#### Exercise brief
Search the records below for the word "date" and show every line where it occurs.
[Records shown]
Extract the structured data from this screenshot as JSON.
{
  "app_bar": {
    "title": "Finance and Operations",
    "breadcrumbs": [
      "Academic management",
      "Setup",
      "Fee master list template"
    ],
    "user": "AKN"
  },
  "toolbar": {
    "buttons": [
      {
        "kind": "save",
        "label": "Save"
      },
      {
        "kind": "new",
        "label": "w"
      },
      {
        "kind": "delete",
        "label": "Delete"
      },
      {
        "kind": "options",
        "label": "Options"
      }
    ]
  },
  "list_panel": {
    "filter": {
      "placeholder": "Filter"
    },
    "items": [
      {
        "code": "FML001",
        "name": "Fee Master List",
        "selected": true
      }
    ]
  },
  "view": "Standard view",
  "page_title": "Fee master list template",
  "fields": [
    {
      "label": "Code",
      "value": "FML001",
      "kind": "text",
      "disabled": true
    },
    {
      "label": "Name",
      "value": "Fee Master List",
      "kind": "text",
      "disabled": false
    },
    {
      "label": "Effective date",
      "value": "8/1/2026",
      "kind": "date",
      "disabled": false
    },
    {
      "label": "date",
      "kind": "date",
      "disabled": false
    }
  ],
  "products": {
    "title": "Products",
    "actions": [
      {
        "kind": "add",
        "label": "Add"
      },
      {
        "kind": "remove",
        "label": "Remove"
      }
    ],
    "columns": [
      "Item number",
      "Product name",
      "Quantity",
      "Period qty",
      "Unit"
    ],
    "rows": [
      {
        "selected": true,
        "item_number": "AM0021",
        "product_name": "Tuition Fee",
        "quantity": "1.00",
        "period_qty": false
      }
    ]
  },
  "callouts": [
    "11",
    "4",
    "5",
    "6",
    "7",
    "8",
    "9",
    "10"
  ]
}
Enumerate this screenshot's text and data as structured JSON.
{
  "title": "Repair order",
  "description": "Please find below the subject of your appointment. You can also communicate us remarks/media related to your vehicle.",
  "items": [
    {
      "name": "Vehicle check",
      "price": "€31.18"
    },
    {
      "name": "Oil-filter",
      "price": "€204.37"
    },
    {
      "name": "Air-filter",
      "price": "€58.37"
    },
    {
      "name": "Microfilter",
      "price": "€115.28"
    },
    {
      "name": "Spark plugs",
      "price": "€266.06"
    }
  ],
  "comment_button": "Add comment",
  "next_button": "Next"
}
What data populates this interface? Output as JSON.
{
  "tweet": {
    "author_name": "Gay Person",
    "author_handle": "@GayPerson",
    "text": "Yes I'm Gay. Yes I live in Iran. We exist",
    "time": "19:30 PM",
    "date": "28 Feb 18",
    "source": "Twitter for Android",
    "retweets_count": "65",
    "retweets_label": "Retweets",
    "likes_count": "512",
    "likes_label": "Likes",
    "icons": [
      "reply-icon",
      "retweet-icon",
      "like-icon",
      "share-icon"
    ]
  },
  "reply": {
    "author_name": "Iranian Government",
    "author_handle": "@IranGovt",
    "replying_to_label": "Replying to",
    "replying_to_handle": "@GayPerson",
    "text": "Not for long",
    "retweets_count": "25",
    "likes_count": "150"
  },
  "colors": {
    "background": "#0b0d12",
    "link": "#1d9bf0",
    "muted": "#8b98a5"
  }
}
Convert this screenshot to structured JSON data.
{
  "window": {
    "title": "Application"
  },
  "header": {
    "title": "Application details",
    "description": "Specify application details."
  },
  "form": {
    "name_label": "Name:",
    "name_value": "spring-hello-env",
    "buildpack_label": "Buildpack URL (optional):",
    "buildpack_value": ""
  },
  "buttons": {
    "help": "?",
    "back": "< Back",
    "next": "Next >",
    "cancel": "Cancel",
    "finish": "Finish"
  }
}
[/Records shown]
#### Solution to the exercise
      "label": "Effective date",
      "kind": "date",
      "label": "date",
      "kind": "date",
    "date": "28 Feb 18",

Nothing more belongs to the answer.